## [WORKING DATA]
——————
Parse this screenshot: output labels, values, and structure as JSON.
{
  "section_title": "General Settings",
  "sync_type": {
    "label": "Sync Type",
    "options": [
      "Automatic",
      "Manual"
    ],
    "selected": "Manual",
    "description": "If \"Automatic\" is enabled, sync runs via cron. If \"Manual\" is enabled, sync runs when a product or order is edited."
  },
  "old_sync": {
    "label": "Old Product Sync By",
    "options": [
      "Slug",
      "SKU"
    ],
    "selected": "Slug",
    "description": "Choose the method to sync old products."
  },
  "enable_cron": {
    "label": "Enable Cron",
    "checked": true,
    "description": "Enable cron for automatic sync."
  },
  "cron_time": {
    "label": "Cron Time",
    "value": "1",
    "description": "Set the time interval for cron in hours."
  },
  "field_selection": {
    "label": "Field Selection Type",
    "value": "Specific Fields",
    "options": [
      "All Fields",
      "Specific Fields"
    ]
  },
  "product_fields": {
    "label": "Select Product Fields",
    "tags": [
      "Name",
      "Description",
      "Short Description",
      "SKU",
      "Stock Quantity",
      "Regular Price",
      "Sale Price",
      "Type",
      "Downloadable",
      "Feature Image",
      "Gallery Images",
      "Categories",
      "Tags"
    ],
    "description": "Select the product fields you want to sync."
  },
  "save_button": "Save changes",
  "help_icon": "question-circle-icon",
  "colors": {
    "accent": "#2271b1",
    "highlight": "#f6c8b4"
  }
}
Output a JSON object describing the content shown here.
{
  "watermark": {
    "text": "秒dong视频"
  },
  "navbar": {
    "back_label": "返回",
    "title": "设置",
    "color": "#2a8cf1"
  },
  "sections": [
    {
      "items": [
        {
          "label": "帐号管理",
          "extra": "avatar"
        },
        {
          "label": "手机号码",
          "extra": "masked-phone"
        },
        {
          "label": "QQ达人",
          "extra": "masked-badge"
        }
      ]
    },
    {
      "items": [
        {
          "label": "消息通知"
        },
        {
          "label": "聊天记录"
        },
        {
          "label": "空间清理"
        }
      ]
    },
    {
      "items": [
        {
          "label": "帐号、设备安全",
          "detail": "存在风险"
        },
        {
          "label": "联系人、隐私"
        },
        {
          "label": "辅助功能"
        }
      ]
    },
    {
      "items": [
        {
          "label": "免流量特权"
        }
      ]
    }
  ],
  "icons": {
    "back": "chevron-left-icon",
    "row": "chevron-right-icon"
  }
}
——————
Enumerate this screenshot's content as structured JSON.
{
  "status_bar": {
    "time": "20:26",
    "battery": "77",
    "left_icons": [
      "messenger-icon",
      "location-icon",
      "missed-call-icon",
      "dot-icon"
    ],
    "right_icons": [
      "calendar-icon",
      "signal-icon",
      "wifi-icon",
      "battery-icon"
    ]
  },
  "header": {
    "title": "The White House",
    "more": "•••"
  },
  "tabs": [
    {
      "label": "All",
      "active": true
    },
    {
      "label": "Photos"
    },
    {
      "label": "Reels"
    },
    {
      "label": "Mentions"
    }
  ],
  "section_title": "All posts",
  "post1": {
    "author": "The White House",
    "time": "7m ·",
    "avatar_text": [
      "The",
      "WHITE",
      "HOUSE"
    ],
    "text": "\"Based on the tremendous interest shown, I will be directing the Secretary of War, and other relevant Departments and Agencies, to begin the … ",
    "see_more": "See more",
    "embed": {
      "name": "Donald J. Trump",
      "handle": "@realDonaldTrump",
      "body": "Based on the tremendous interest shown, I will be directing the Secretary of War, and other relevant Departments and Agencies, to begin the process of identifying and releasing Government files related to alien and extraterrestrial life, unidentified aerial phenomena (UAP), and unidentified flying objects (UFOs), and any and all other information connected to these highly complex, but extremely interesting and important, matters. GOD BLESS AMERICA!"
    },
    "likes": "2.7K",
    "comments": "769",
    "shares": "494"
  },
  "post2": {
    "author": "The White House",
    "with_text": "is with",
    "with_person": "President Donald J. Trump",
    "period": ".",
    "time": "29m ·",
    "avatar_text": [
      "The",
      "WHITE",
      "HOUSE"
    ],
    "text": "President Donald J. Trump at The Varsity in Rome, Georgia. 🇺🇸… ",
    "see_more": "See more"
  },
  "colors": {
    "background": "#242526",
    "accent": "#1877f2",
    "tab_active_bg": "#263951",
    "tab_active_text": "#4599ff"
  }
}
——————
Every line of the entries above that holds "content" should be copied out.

Output a JSON object describing the content shown here.
Enumerate this screenshot's content as structured JSON.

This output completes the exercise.